  6. Have a pipeline of potential hires. Today, good managers should assume that their people work with one eye on the door. They aren’t disloyal; they’re pragmatic. In a world that rarely promises people a job for life, or even routine raises, why would we think they should lock themselves in? Your best efforts might not be a match for a dream job elsewhere or a retirement accelerated by pandemic lessons, but your pipeline can put a buffer between you and lengthy gaps or hasty hires.[4]

It’s time to reset and provide a viable, sustainable, and encouraging Employee Experience. Don’t give your employees a reason to up and quit.  And if some do it anyway, if you’ve focused on the employee experience, you’ll know you’ve done your best to have created an environment that gives them something to regret.

You don’t have to do it alone. As an experienced business strategist and talent optimization expert, I believe that providing the best employee experience will ultimately give your customers the greatest client experience.

Let’s reset the great resignation to the Great Retention, together.  Let’s chat. 


P.S.  Book a Complimentary Strategy Session so we can get you moving in the right direction; click on my Complimentary Strategy Session calendar link here and let’s book a time together so you can get started today!

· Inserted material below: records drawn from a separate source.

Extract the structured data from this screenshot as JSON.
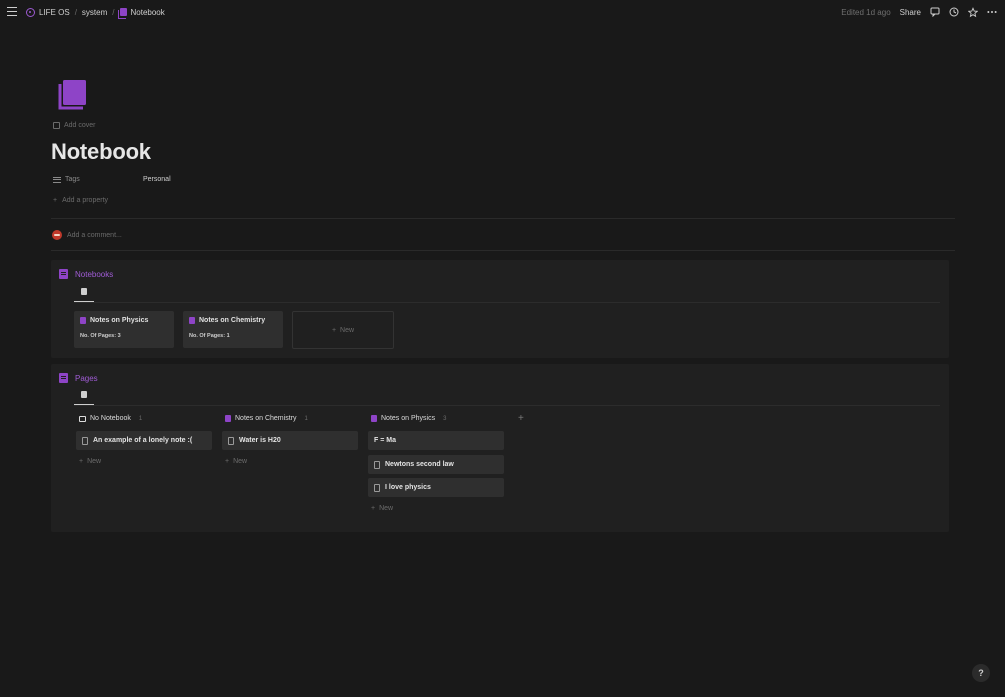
{
  "topbar": {
    "breadcrumbs": [
      "LIFE OS",
      "system",
      "Notebook"
    ],
    "separator": "/",
    "edited": "Edited 1d ago",
    "share": "Share"
  },
  "page": {
    "icon": "notebook-icon",
    "add_cover": "Add cover",
    "title": "Notebook",
    "properties": [
      {
        "name": "Tags",
        "value": "Personal"
      }
    ],
    "add_property": "Add a property",
    "comment_placeholder": "Add a comment..."
  },
  "notebooks": {
    "title": "Notebooks",
    "cards": [
      {
        "title": "Notes on Physics",
        "prop": "No. Of Pages: 3"
      },
      {
        "title": "Notes on Chemistry",
        "prop": "No. Of Pages: 1"
      }
    ],
    "new_label": "New"
  },
  "pages": {
    "title": "Pages",
    "groups": [
      {
        "name": "No Notebook",
        "count": "1",
        "cards": [
          "An example of a lonely note :("
        ],
        "new_label": "New"
      },
      {
        "name": "Notes on Chemistry",
        "count": "1",
        "cards": [
          "Water is H20"
        ],
        "new_label": "New"
      },
      {
        "name": "Notes on Physics",
        "count": "3",
        "cards": [
          "F = Ma",
          "Newtons second law",
          "I love physics"
        ],
        "new_label": "New"
      }
    ]
  },
  "help": "?",
  "colors": {
    "background": "#191919",
    "accent": "#9b59d0",
    "card": "#2f2f2f",
    "block": "#202020"
  }
}
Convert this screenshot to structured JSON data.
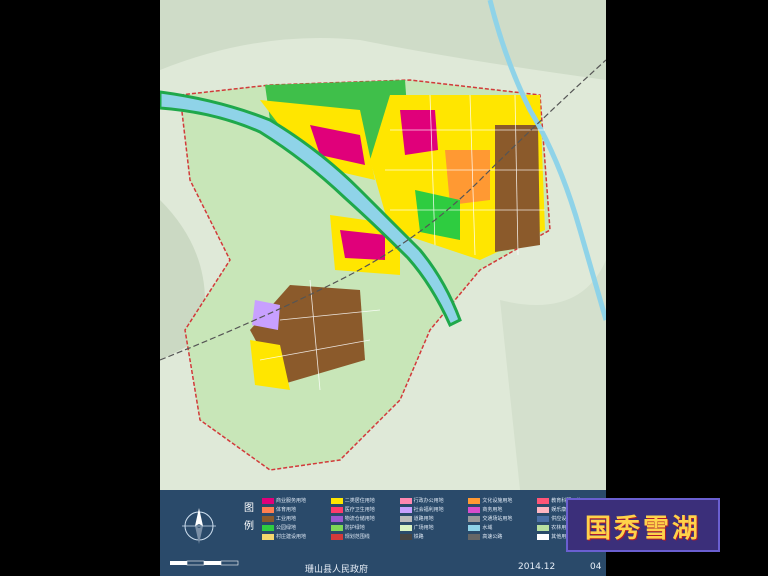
{
  "legend": {
    "title": "图例",
    "items": [
      {
        "label": "商业服务用地",
        "color": "#e0007a"
      },
      {
        "label": "二类居住用地",
        "color": "#ffe600"
      },
      {
        "label": "行政办公用地",
        "color": "#ff88b0"
      },
      {
        "label": "文化设施用地",
        "color": "#ff9933"
      },
      {
        "label": "教育科研用地",
        "color": "#ff5577"
      },
      {
        "label": "体育用地",
        "color": "#ff7f50"
      },
      {
        "label": "医疗卫生用地",
        "color": "#ff3b6b"
      },
      {
        "label": "社会福利用地",
        "color": "#c8a0ff"
      },
      {
        "label": "商务用地",
        "color": "#d94dcc"
      },
      {
        "label": "娱乐康体用地",
        "color": "#ffb6c1"
      },
      {
        "label": "工业用地",
        "color": "#8b5a2b"
      },
      {
        "label": "物流仓储用地",
        "color": "#9b59d0"
      },
      {
        "label": "道路用地",
        "color": "#bbbbbb"
      },
      {
        "label": "交通场站用地",
        "color": "#999999"
      },
      {
        "label": "供应设施用地",
        "color": "#4a6fa5"
      },
      {
        "label": "公园绿地",
        "color": "#2ecc40"
      },
      {
        "label": "防护绿地",
        "color": "#7ed957"
      },
      {
        "label": "广场用地",
        "color": "#d9f2c4"
      },
      {
        "label": "水域",
        "color": "#8fd3e8"
      },
      {
        "label": "农林用地",
        "color": "#b8e0a0"
      },
      {
        "label": "村庄建设用地",
        "color": "#f5d76e"
      },
      {
        "label": "规划范围线",
        "color": "#d23a3a"
      },
      {
        "label": "铁路",
        "color": "#444444"
      },
      {
        "label": "高速公路",
        "color": "#666666"
      },
      {
        "label": "其他用地",
        "color": "#ffffff"
      }
    ]
  },
  "footer": {
    "issuer": "珊山县人民政府",
    "date": "2014.12",
    "page": "04"
  },
  "stamp": {
    "text": "国秀雪湖"
  },
  "colors": {
    "residential": "#ffe600",
    "commercial": "#e0007a",
    "industrial": "#8b5a2b",
    "park": "#2ecc40",
    "river": "#8fd3e8",
    "boundary": "#d23a3a",
    "legend_bg": "#2a4a6a"
  }
}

P.P.S. With over three decades of professional experience in corporate operations and executive human resources, I am a proven results-driven leader. My expertise includes strategy, change management, talent management and organizational development, employee relations, and executive and leadership coaching. I am a highly effective communicator and team leader with demonstrated ability to build long-term relationships across internal and external customer environments built with integrity, confidence, authenticity, and trust.


[1] Grant Thornton survey: Over half of employees open to changing jobs; majority still want workplace flexibility | Business Wire  4/18/2022

[2] About 1 in 5 workers who quit their jobs during "Great Resignation" regret it, survey finds - CBS News 4/19/2022


[4] Elements taken from The Great Resignation: Reality or myth? ( 4/19/2022